Chinese scientists have conducted comprehensive tests on the potential of kinetic energy weapons (KEWs) against US military tanks, revealing the possibility of a single shot disabling a tank even without visible external damage.
According to Chinese media, researchers concluded that a 20kg solid sphere moving at four times the speed of sound could pose a significant threat to advanced tanks meeting US military standards.
The kinetic energy carried by such a projectile amounts to approximately 25 megajoules, a seemingly substantial figure that, when converted to electrical energy, equates to just over 7 kilowatt-hours.
This energy, though seemingly modest, could cause irreparable damage to the inner workings of a tank, even if the external appearance remains unscathed, the report claimed.
The Chinese researchers refrained from explicitly naming the US tank but mentioned that the energy discussed would be sufficient to damage a 40-60-tonne US-operated tank, such as the Abrams tank.
The team discovered that critical components, such as bolts connecting essential equipment to the inner cabin wall, could fracture upon impact, rendering the tank inoperable.
Published in the peer-reviewed journal Equipment Environmental Engineering on December 8, the findings underscore the vulnerability of traditional military hardware in the face of evolving weapons technology.
The Chinese researchers said that high-speed kinetic projectile impact could lead to failure in specific locations of armored targets, surpassing safety limits recommended by the US military standard MIL-STD-810.
MIL-STD-810, also known as Military Standard 810, comprises a collection of testing techniques and protocols developed by the United States Department of Defense (DoD) to evaluate the durability and resilience of equipment.
The primary goal of MIL-STD-810 is to guarantee that military hardware remains operational under diverse conditions it might face throughout its use. In the context of the increasing use of hypersonic weapons, defense systems often lack the reaction time needed to counter such high-speed attacks.

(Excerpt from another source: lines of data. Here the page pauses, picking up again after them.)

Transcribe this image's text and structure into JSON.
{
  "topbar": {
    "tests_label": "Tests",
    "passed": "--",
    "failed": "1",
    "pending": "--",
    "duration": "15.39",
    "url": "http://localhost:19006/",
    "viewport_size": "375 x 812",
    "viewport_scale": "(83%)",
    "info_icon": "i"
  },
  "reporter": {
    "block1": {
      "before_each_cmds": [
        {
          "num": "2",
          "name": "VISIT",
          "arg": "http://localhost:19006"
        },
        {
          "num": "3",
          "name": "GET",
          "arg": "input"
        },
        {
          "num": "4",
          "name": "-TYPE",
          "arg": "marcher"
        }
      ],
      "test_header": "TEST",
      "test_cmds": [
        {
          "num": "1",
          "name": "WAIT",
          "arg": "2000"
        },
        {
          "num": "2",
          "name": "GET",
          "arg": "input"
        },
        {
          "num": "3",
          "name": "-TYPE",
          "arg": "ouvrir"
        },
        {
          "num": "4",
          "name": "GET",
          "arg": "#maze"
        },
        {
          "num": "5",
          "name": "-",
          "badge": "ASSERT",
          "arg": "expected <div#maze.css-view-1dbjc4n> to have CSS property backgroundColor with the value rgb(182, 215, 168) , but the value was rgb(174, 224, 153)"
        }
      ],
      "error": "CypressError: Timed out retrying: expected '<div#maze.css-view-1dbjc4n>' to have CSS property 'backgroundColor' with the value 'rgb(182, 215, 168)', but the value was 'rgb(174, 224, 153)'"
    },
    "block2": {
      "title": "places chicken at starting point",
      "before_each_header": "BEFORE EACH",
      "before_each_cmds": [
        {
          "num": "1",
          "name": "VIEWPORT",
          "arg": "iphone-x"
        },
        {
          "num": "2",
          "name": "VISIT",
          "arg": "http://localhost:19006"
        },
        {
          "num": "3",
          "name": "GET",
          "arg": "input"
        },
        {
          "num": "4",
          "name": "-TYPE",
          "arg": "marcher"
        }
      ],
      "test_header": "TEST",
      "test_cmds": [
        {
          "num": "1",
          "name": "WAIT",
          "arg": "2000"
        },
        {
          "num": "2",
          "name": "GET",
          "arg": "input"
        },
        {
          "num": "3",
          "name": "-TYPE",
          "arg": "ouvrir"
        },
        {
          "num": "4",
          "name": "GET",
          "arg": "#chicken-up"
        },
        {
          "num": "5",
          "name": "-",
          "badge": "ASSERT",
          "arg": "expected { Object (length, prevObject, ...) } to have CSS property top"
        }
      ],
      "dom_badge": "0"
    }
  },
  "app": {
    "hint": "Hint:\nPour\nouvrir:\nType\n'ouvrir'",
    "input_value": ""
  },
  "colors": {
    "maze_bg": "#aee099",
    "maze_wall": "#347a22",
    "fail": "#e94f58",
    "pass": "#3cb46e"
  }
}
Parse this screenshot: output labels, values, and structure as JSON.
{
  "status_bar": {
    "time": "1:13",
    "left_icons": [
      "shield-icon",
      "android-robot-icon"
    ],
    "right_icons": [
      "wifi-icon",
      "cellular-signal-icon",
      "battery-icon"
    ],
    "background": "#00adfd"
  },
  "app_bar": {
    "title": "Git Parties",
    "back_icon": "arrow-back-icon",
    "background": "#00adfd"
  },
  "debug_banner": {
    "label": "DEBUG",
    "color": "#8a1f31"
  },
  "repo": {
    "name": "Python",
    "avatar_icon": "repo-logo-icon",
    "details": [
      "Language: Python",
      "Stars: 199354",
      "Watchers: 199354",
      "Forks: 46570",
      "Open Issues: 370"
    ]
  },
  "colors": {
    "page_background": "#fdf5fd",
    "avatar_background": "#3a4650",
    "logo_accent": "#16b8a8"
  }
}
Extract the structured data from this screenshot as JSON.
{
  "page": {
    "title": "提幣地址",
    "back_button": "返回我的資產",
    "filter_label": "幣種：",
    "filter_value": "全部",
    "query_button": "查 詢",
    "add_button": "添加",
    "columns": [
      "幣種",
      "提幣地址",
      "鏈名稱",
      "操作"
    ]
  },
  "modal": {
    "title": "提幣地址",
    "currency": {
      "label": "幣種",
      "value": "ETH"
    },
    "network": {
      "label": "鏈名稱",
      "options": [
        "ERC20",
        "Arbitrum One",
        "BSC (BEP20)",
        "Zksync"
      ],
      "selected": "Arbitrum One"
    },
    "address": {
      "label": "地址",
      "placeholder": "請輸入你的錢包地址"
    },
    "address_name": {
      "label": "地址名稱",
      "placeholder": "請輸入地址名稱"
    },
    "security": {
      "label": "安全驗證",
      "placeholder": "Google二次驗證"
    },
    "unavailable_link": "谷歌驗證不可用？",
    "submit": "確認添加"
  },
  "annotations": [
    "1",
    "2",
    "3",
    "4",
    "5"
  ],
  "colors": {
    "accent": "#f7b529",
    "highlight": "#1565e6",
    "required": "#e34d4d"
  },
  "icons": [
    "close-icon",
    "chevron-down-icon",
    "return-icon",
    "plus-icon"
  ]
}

Unlike traditional anti-tank weapons relying on gunpowder, high-speed kinetic projectiles have the potential to inflict lethal damage even with grazing contact. The launching methods for these projectiles are diverse, expanding their utility in various scenarios.
The Chinese team also found that assessing the damage caused by kinetic projectiles differs significantly from evaluating conventional armor-piercing rounds.
While conventional rounds can be tested using a piece of alloy armor, kinetic projectile testing necessitates considering the entire tank due to the complex shock wave generated upon impact. This shock wave can lead to stress concentration in areas like bolts, causing distortion or fracture.
Kinetic energy projectiles leverage high terminal speeds to impart significantly more energy onto a target than the inherent energy from the chemical explosives they carry.
Tank crews often position the front of the vehicle toward potential threats, aiming to leverage its rugged design. However, a kinetic projectile hitting this section could transmit destructive stress into the tank’s interior, jeopardizing firepower capabilities.
The researchers noted potential consequences, such as the tank gun stabilizer console losing grip, the console’s wiring base being completely pulled out, and severed connections between the fire control computer and the turret, resulting in a substantial loss of firepower.
Meanwhile, amid the escalating race to advance hypersonic weapons, the potential development of hypersonic kinetic-kill anti-tank munitions seems likely.
Interestingly, the US Army was actively engaged in this pursuit, dedicating extensive resources over several decades to develop hypersonic kinetic-kill anti-tank missiles.
Lockheed Martin, a US-based company, was actively developing the Compact Kinetic Energy Missile (CKEM) to outfit specific variants of the FCS family of vehicles, along with established platforms like the tracked Bradley Fighting Vehicle and the wheeled Stryker armored vehicle.
The CKEM garnered recognition for its perceived lethality in Line-of-Sight engagements. In a notable milestone in 2007, Lockheed Martin successfully tested the CKEM against a static T-72 tank, showcasing its capabilities.
The successful test against a T-72 tank equipped with explosive-reactive armor demonstrated that the CKEM, with its kinetic energy focus, could effectively neutralize a target even when faced with advanced protective measures.
However, the trajectory of the CKEM project took a turn when the Pentagon decided to terminate the Army’s Future Combat Systems (FCS) program in 2009.
This decision not only marked the end of the FCS initiative but also effectively halted the progression of the last known high-speed anti-tank missile project, putting an abrupt halt to the promising developments of the CKEM.
Thus, within the past decade, public discourse on this concept has notably diminished, raising questions about the current status of such initiatives.
Despite the apparent decline in public attention, the study conducted by China indicates ongoing interest and research in hypersonic kinetic-kill anti-tank technology, suggesting that the concept remains a subject of strategic consideration, particularly in the context of the evolving landscape of great power competition.
Overall, the concept of a hypersonic anti-tank missile, characterized by speeds exceeding Mach 5, coupled with a kinetic penetrator, can potentially be a transformative and game-changing anti-tank capability.